In law school, I clerked for a Superior Court judge, and then for a large law firm. When I graduated, I worked for a small firm in suburban Pennsylvania. After three years, I left and worked for a mid-sized law firm for a year, where I still work as Of Counsel. Sort of on a whim, I left the firm in 2012 and started “The Fishtown Lawyers” along with Leo, which is what I do now.
So far, I am very happy with my career. It’s been fun, interesting, and rewarding. My mortgage remains paid, and I will probably take a vacation to somewhere nice this year.
However, I’ve read on the internet that law is the worst profession in the world, everyone is unemployed, and the only people making money are the ones who went to the best law schools in the country, got the best grades, and are now working for large law firms.
That is what they call the “law school scam” apparently.
As you might imagine, the questions I get from prospective law students normally go like this: “If I get into X school, and get Y GPA, what are my chances of getting into biglaw? I’ll at least be able to get a shot in mid-law if I don’t get biglaw with that GPA, right?”
Almost all the questions involve their chances of getting into biglaw, and what will guarantee them that job.
While I appreciate where you are coming from, those aren’t really the right questions. Or at least the important ones, if you are considering law school.
Where you go to law school is a very tiny aspect of how your career as a lawyer will go. It’s certainly not the most important one.

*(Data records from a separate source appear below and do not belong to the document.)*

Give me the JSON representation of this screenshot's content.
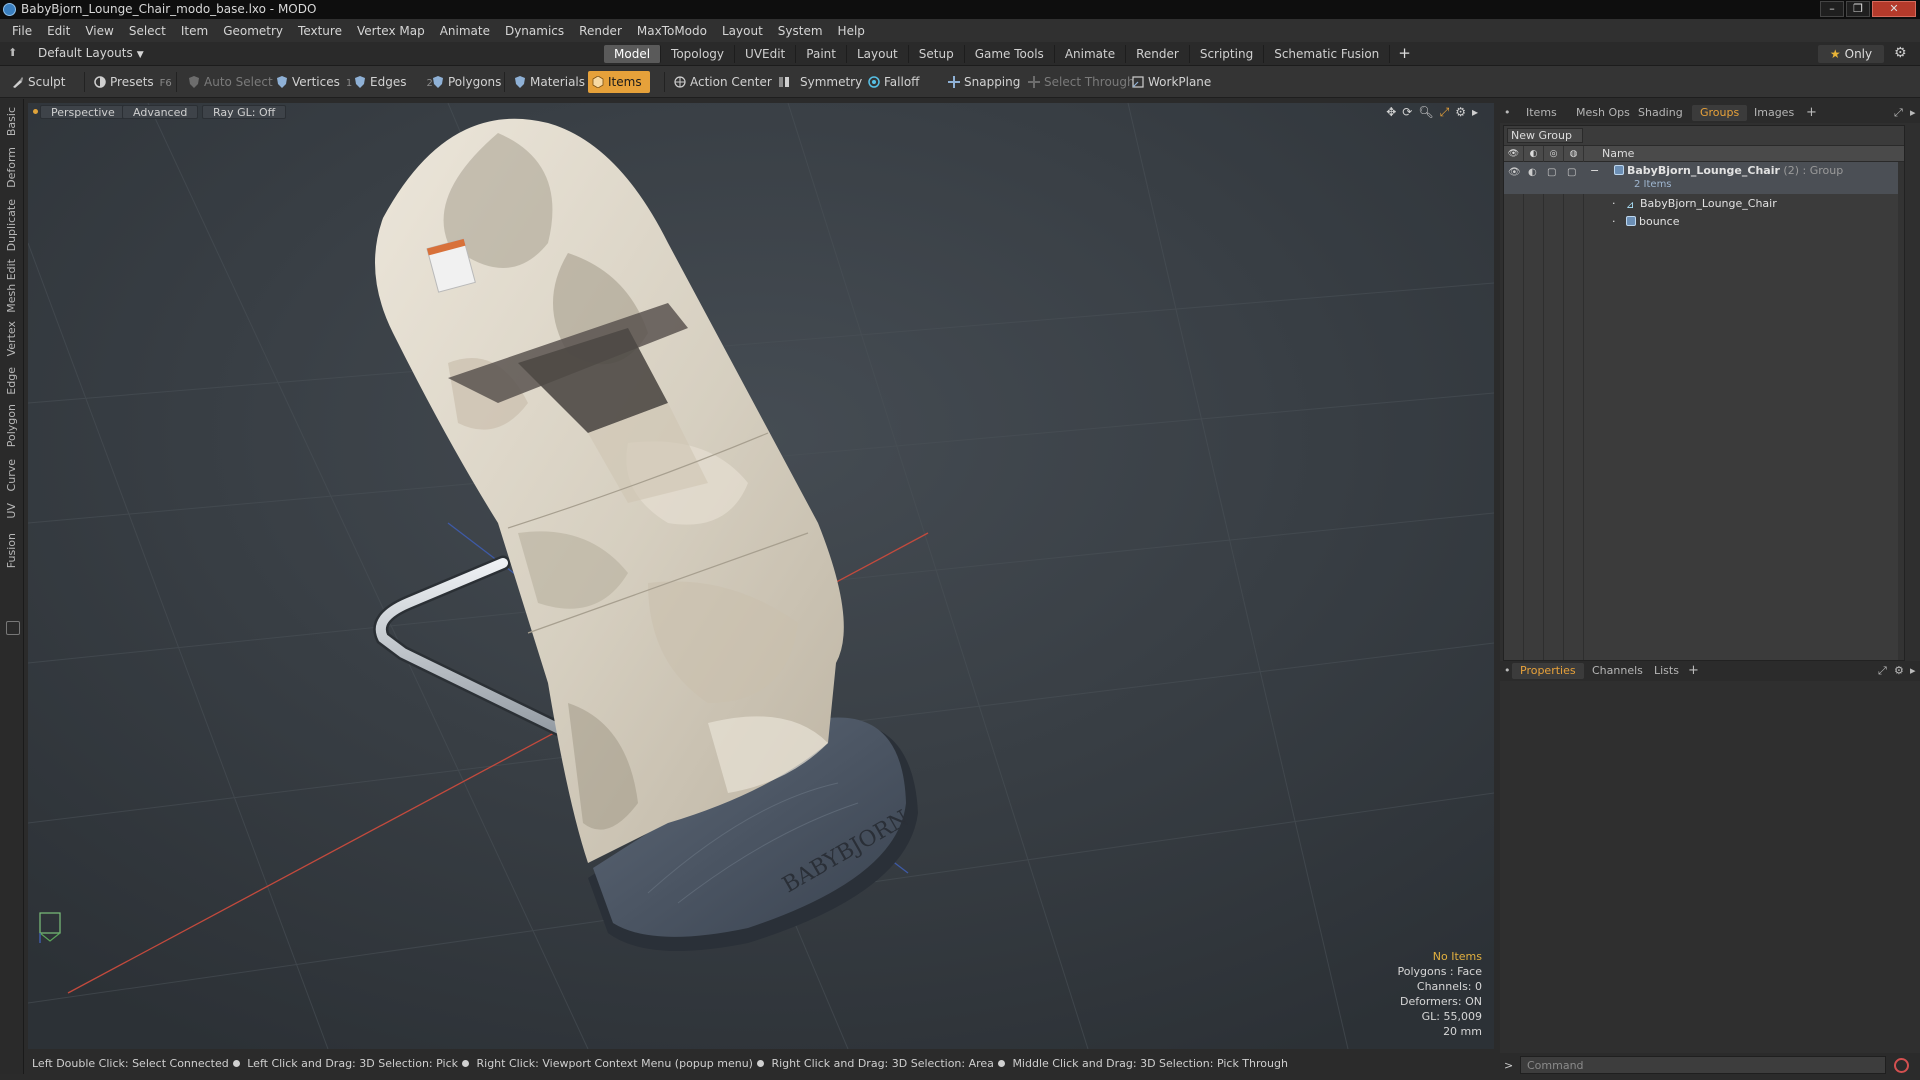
{
  "window": {
    "title": "BabyBjorn_Lounge_Chair_modo_base.lxo - MODO",
    "buttons": [
      "–",
      "❐",
      "✕"
    ]
  },
  "menu": [
    "File",
    "Edit",
    "View",
    "Select",
    "Item",
    "Geometry",
    "Texture",
    "Vertex Map",
    "Animate",
    "Dynamics",
    "Render",
    "MaxToModo",
    "Layout",
    "System",
    "Help"
  ],
  "layout": {
    "selector": "Default Layouts",
    "tabs": [
      "Model",
      "Topology",
      "UVEdit",
      "Paint",
      "Layout",
      "Setup",
      "Game Tools",
      "Animate",
      "Render",
      "Scripting",
      "Schematic Fusion"
    ],
    "active_tab": "Model",
    "add": "+",
    "only_label": "Only"
  },
  "toolbar": {
    "sculpt": "Sculpt",
    "presets": "Presets",
    "presets_key": "F6",
    "auto_select": "Auto Select",
    "vertices": "Vertices",
    "vertices_key": "1",
    "edges": "Edges",
    "edges_key": "2",
    "polygons": "Polygons",
    "materials": "Materials",
    "items": "Items",
    "action_center": "Action Center",
    "symmetry": "Symmetry",
    "falloff": "Falloff",
    "snapping": "Snapping",
    "select_through": "Select Through",
    "workplane": "WorkPlane"
  },
  "left_tabs": [
    "Basic",
    "Deform",
    "Duplicate",
    "Mesh Edit",
    "Vertex",
    "Edge",
    "Polygon",
    "Curve",
    "UV",
    "Fusion"
  ],
  "viewport": {
    "view": "Perspective",
    "shading": "Advanced",
    "raygl": "Ray GL: Off",
    "info": {
      "no_items": "No Items",
      "polygons": "Polygons : Face",
      "channels": "Channels: 0",
      "deformers": "Deformers: ON",
      "gl": "GL: 55,009",
      "scale": "20 mm"
    },
    "logo_text": "BABYBJORN"
  },
  "status": [
    "Left Double Click: Select Connected",
    "Left Click and Drag: 3D Selection: Pick",
    "Right Click: Viewport Context Menu (popup menu)",
    "Right Click and Drag: 3D Selection: Area",
    "Middle Click and Drag: 3D Selection: Pick Through"
  ],
  "top_panel": {
    "tabs": [
      "Items",
      "Mesh Ops",
      "Shading",
      "Groups",
      "Images"
    ],
    "active": "Groups",
    "new_group": "New Group",
    "name_header": "Name",
    "group": {
      "name": "BabyBjorn_Lounge_Chair",
      "count": "(2)",
      "type": ": Group",
      "sub": "2 Items",
      "children": [
        "BabyBjorn_Lounge_Chair",
        "bounce"
      ]
    }
  },
  "bottom_panel": {
    "tabs": [
      "Properties",
      "Channels",
      "Lists"
    ],
    "active": "Properties"
  },
  "command": {
    "placeholder": "Command"
  },
  "colors": {
    "accent": "#e6a13a",
    "viewport_bg": "#363c42",
    "seat_fabric": "#d9d2c4",
    "base": "#4e5866",
    "x_axis": "#c34a3d",
    "z_axis": "#3e5aa6"
  }
}
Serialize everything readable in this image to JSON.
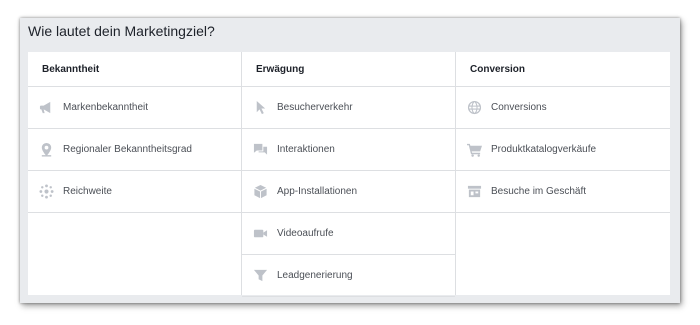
{
  "heading": "Wie lautet dein Marketingziel?",
  "columns": [
    {
      "title": "Bekanntheit",
      "items": [
        {
          "label": "Markenbekanntheit",
          "icon": "megaphone-icon"
        },
        {
          "label": "Regionaler Bekanntheitsgrad",
          "icon": "location-pin-icon"
        },
        {
          "label": "Reichweite",
          "icon": "reach-icon"
        }
      ]
    },
    {
      "title": "Erwägung",
      "items": [
        {
          "label": "Besucherverkehr",
          "icon": "cursor-icon"
        },
        {
          "label": "Interaktionen",
          "icon": "chat-bubbles-icon"
        },
        {
          "label": "App-Installationen",
          "icon": "cube-icon"
        },
        {
          "label": "Videoaufrufe",
          "icon": "video-camera-icon"
        },
        {
          "label": "Leadgenerierung",
          "icon": "funnel-icon"
        }
      ]
    },
    {
      "title": "Conversion",
      "items": [
        {
          "label": "Conversions",
          "icon": "globe-icon"
        },
        {
          "label": "Produktkatalogverkäufe",
          "icon": "shopping-cart-icon"
        },
        {
          "label": "Besuche im Geschäft",
          "icon": "store-icon"
        }
      ]
    }
  ],
  "colors": {
    "icon": "#bec2c9",
    "border": "#dddfe2",
    "panel": "#e9ebee",
    "text": "#4b4f56"
  }
}
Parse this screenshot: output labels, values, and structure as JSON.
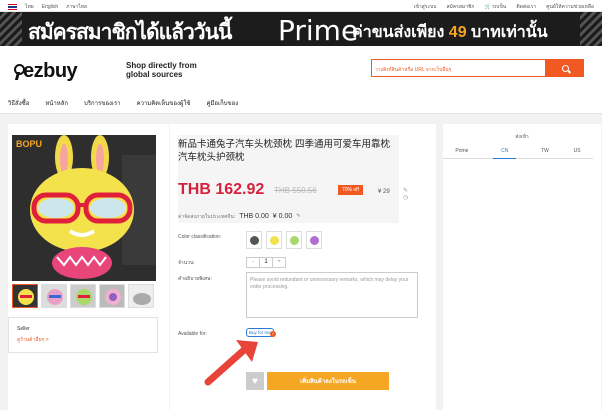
{
  "topbar": {
    "lang_thai": "ไทย",
    "lang_en": "English",
    "lang_other": "ภาษาไทย",
    "login": "เข้าสู่ระบบ",
    "register": "สมัครสมาชิก",
    "cart": "รถเข็น",
    "orders": "ติดต่อเรา",
    "help": "ศูนย์ให้ความช่วยเหลือ"
  },
  "banner": {
    "text1": "สมัครสมาชิกได้แล้ววันนี้",
    "prime": "Prime",
    "text3": "ค่าขนส่งเพียง",
    "num": "49",
    "text4": "บาทเท่านั้น"
  },
  "header": {
    "logo": "ezbuy",
    "tagline": "Shop directly from global sources",
    "search_placeholder": "วางลิงก์สินค้าหรือ URL จากเว็บอื่นๆ"
  },
  "nav": [
    "วิธีสั่งซื้อ",
    "หน้าหลัก",
    "บริการของเรา",
    "ความคิดเห็นของผู้ใช้",
    "คู่มือเก็บของ"
  ],
  "seller": {
    "label": "Seller",
    "name": "ดูร้านค้าอื่นๆ >"
  },
  "product": {
    "title": "新品卡通兔子汽车头枕颈枕 四季通用可爱车用靠枕汽车枕头护颈枕",
    "price": "THB 162.92",
    "old_price": "THB 550.56",
    "discount": "70% off",
    "cny": "¥ 29",
    "ship_label": "ค่าจัดส่งภายในประเทศจีน:",
    "ship_thb": "THB 0.00",
    "ship_cny": "¥ 0.00",
    "color_label": "Color classification:",
    "qty_label": "จำนวน:",
    "qty": "1",
    "remark_label": "คำอธิบายพิเศษ:",
    "remark_placeholder": "Please avoid redundant or unnecessary remarks, which may delay your order processing.",
    "available_label": "Available for:",
    "buy_for_me": "Buy for me",
    "cart_button": "เพิ่มสินค้าลงในรถเข็น"
  },
  "ship_to": {
    "label": "ส่งเข้า",
    "tabs": [
      "Prime",
      "CN",
      "TW",
      "US"
    ],
    "active": "CN"
  }
}
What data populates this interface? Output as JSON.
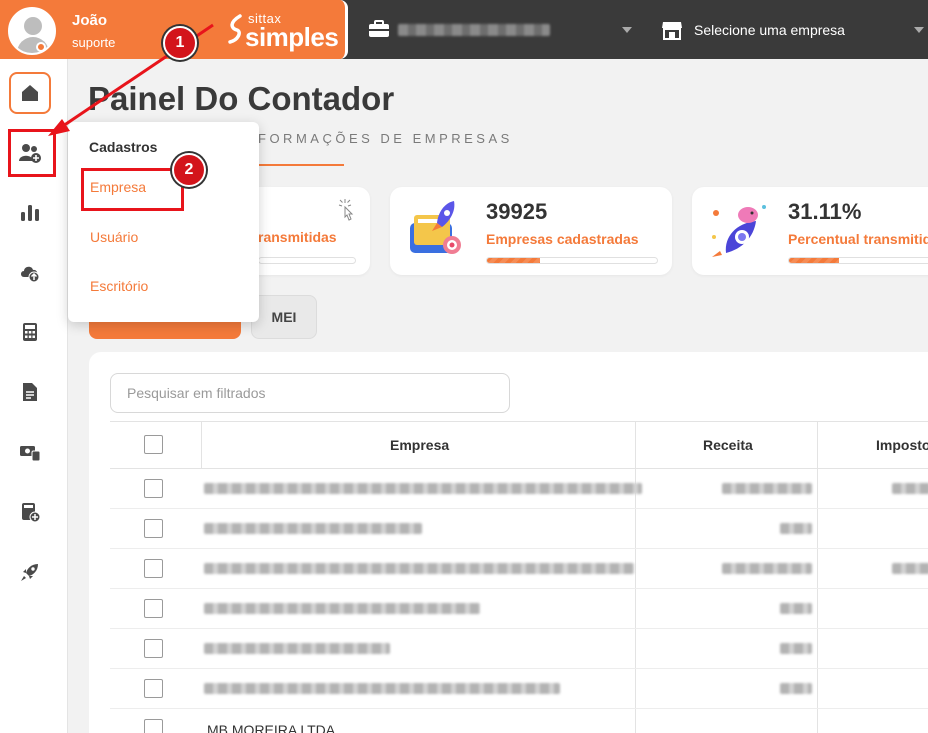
{
  "header": {
    "user_name": "João",
    "user_role": "suporte",
    "logo_small": "sittax",
    "logo_big": "simples",
    "company_placeholder": "Selecione uma empresa"
  },
  "page": {
    "title": "Painel Do Contador",
    "subtitle": "FORMAÇÕES DE EMPRESAS"
  },
  "cards": [
    {
      "value": "",
      "label": "ransmitidas",
      "progress": 0
    },
    {
      "value": "39925",
      "label": "Empresas cadastradas",
      "progress": 0.31
    },
    {
      "value": "31.11%",
      "label": "Percentual transmitido",
      "progress": 0.31
    }
  ],
  "tabs": {
    "mei": "MEI"
  },
  "search": {
    "placeholder": "Pesquisar em filtrados"
  },
  "table": {
    "columns": [
      "Empresa",
      "Receita",
      "Imposto"
    ],
    "rows": [
      {
        "empresa": ""
      },
      {
        "empresa": ""
      },
      {
        "empresa": ""
      },
      {
        "empresa": ""
      },
      {
        "empresa": ""
      },
      {
        "empresa": ""
      },
      {
        "empresa": "MB MOREIRA LTDA"
      }
    ]
  },
  "menu": {
    "heading": "Cadastros",
    "items": [
      "Empresa",
      "Usuário",
      "Escritório"
    ]
  },
  "annotations": {
    "step1": "1",
    "step2": "2"
  },
  "colors": {
    "accent": "#f47a3a",
    "topbar": "#3a3a3a",
    "highlight": "#e8141b"
  }
}
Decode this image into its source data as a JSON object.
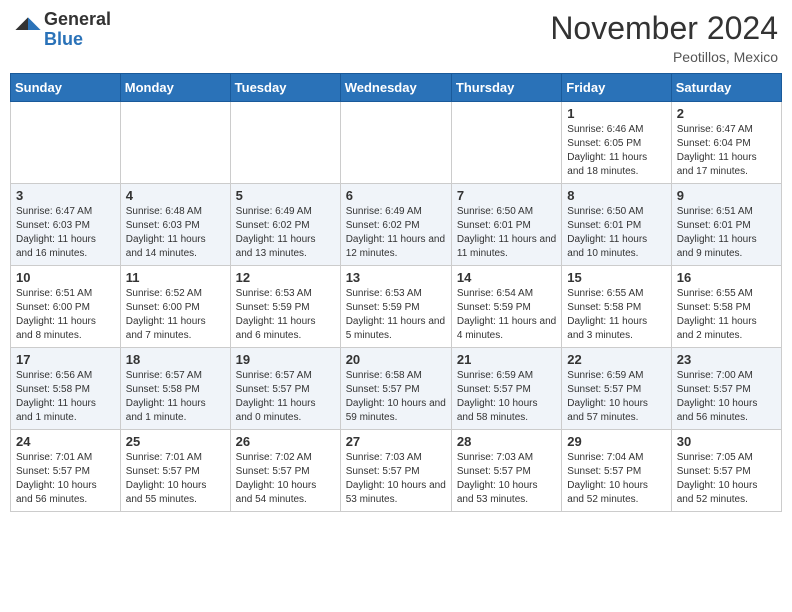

Here are a few questions I would ask myself before going to law school, and selecting a law school…